F. Adaptation Governance. We will then discuss and analyze the second pilar of the climate regime: adaptation, goals, programs and governance. Historically the stepchild of the climate regime, the Paris Agreement puts not emphasis on adaptation. Is it sufficient?
G. Loss and Damage. The Loss & Damage negotiation point goes beyond adaptation. Loss & Damage requires a compensation for climate change related losses that do not allow any longer adaptation. Does it work?

H. Compliance. We with then consider when and why governments adhere to their international obligations and what makes them decide to walk away from a treaty in general or any specific obligations in particular. We also discuss the link between compliance and accountability and review the role non-state actors can play in an international compliance regime.

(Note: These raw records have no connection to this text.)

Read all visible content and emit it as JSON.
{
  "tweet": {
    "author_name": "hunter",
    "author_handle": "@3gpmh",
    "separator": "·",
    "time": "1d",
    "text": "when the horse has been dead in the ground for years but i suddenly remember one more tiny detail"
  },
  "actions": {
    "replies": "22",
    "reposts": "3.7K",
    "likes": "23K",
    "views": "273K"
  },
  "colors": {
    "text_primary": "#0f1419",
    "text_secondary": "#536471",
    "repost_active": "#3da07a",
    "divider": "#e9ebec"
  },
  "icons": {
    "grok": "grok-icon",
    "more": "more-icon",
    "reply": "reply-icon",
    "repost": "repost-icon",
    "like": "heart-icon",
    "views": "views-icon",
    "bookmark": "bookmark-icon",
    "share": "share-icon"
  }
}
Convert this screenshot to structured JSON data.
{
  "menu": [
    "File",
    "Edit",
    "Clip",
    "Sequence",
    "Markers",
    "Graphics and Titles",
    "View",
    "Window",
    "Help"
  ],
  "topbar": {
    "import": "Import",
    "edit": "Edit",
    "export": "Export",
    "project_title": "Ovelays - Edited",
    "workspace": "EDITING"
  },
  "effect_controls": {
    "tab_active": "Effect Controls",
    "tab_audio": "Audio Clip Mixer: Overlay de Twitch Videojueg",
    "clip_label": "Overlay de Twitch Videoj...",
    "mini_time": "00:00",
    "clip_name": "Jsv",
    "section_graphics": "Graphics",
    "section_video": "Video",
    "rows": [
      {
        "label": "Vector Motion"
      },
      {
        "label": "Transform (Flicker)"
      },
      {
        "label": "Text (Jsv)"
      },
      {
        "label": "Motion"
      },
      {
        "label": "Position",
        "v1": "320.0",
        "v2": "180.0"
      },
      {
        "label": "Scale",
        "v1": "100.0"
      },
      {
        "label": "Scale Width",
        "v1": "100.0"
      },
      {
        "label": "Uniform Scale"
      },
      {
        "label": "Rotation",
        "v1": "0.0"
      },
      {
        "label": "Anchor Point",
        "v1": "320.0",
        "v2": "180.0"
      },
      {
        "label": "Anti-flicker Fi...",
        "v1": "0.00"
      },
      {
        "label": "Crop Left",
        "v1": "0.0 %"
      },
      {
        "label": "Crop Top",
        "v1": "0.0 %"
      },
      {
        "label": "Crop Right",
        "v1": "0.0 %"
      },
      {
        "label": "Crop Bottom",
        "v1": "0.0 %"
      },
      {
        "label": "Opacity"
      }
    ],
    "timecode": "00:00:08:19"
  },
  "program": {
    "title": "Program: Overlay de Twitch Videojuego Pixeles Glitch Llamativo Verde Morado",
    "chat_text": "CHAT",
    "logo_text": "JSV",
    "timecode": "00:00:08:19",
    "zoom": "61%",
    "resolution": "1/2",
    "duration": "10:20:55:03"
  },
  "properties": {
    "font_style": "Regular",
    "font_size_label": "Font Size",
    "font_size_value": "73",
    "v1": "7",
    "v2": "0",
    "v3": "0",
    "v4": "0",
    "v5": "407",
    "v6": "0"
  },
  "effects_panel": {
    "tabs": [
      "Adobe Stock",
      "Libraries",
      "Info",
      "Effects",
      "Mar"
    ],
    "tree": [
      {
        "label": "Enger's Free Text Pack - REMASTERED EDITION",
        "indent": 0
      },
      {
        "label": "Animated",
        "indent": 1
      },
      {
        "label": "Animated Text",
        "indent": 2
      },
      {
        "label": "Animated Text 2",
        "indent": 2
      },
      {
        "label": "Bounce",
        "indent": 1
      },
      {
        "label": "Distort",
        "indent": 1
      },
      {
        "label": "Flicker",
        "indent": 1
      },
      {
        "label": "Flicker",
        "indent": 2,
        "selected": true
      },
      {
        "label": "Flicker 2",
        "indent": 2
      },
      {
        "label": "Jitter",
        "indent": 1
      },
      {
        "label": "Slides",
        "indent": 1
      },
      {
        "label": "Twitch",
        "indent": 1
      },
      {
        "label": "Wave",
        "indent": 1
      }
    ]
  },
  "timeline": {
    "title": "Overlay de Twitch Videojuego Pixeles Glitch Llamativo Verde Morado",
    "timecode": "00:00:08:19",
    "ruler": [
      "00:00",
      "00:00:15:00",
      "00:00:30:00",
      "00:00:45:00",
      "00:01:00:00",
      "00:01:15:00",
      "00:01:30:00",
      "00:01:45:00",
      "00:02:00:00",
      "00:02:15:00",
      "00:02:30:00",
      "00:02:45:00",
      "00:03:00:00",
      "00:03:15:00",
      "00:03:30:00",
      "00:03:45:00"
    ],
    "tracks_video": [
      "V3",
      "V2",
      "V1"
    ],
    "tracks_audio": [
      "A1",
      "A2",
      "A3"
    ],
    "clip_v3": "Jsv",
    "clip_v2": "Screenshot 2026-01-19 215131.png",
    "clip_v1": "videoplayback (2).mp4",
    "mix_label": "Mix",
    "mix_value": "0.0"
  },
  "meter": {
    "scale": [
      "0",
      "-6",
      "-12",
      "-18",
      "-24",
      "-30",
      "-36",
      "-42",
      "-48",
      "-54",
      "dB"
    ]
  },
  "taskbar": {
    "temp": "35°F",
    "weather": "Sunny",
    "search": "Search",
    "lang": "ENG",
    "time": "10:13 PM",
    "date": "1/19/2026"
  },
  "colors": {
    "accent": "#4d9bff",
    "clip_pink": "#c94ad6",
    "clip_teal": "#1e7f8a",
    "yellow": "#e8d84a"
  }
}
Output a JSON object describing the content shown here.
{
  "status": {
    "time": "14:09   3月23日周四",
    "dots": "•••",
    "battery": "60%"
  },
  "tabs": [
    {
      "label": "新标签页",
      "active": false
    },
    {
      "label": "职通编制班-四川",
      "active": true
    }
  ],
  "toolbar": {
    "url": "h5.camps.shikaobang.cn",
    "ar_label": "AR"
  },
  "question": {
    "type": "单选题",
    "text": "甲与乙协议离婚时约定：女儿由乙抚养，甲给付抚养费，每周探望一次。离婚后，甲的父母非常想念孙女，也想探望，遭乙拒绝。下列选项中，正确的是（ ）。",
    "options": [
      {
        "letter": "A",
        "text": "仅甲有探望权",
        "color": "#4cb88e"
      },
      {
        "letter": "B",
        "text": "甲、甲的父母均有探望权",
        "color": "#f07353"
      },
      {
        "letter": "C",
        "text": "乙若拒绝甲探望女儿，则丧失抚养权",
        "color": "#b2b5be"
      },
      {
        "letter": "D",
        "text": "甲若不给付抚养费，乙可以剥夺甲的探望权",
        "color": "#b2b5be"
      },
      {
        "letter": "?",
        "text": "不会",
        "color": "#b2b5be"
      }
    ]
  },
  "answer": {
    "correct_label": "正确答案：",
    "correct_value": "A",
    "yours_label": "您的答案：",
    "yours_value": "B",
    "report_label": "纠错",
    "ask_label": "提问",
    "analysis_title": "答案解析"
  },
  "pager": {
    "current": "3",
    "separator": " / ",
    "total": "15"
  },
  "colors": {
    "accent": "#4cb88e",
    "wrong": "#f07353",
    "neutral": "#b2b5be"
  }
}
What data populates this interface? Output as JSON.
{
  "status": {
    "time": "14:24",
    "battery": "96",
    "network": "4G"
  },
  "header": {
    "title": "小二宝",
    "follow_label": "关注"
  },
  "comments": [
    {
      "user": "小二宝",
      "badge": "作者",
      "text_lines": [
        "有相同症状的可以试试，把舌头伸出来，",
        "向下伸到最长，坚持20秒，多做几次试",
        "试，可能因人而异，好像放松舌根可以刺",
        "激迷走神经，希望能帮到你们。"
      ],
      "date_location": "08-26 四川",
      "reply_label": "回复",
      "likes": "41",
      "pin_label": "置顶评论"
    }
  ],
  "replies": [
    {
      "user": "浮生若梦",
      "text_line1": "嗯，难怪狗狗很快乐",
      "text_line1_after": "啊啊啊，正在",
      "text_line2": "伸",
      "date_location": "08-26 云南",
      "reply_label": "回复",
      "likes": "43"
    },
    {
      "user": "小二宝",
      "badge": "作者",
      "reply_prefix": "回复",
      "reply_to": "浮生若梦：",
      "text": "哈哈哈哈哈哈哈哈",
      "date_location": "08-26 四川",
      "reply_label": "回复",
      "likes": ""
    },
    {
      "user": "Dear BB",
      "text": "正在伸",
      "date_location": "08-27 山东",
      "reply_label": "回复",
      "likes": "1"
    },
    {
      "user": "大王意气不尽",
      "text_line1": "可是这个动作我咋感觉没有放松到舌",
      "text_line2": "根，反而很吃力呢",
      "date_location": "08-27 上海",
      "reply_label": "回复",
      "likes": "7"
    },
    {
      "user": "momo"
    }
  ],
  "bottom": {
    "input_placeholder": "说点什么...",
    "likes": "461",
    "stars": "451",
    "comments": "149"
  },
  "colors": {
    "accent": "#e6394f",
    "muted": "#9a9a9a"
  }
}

3. Module: Actors and Context

A. Geopolitical Context. The discussion on treaty compliance will lead us to the discussion of the geopolitical context in which the climate regime unfolds. We will look at the historical evolution of the climate regime – to which the course should be well acquainted at this point – against the backdrop of broader geopolitical changes: the end of the cold war, the rising of big developing countries and their coalition-building, the role of the U.S., Europe, as well as groups of smaller, but particularly forceful countries. How has the world changed and how is this reflected in the climate regime?

B. Actors and roles. We will discuss the plurality of the international climate regime. We will assess the role of state and non-state actors, and the different interests among non-state actors and their representation at international climate negotiations. Looking at various functional roles, we will differentiate between roles relevant to the climate diplomacy and negotiations on one hand, to implementation and furthering of climate action on the other.

C. Geoengineering. It has become clear that traditional mitigation will not be sufficient to meet the climate goals of the Paris Agreement. Technological and engineered solutions that manage solar radiation and suck carbon dioxide out of the ambient area are now discussed as real policy options. What are the implications?

4. Module: Climate Finance

A. Climate finance. Climate change policy comes at a cost. The mobilizing of resources, distribution of costs, and transfer of payments are essential challenges of an effective and equitable climate regime. The climate regime through its financial mechanisms and designated finance institutions mandates developed countries to support mitigation and adaptation efforts by developing countries. Climate change economics attends to this issue by offering insights relevant to the design of policies to reduce, avoid, or adapt to climate change. Climate finance discusses, among others, on how funds can be allocated and distributed among policies and measures.

B. The Green Climate Fund. The GCF is the financial mechanism of the Paris Agreement (together with the GEF). It plays a major role in channeling the USD100bn / year to developing countries. How is it governed? What does it finance?

C. Carbon markets in the context of the climate regime: the CDM and Article 6 PA. Baseline-and-credit systems allow the generation of tradable emission reductions. The Clean Development Mechanism of the Kyoto Protocol is/was the most widely used and known offset mechanism. The concept of carbon offset projects remains popular and has survived in Art. 6 of the Paris Agreement. How are tradable carbon credits generated?

D. Corporate climate goals and offsets. Voluntary carbon market transactions have seen a sharp increase in the last two years. Exploding corporate engagement and climate pledges channels millions into offset projects. Does the market hold its promise and contribute to mitigation targets?

Keine Einordnung ins Vorlesungsverzeichnis vorhanden. Veranstaltung ist aus dem Semester WiSe 2023/24 , Aktuelles Semester: SoSe 2024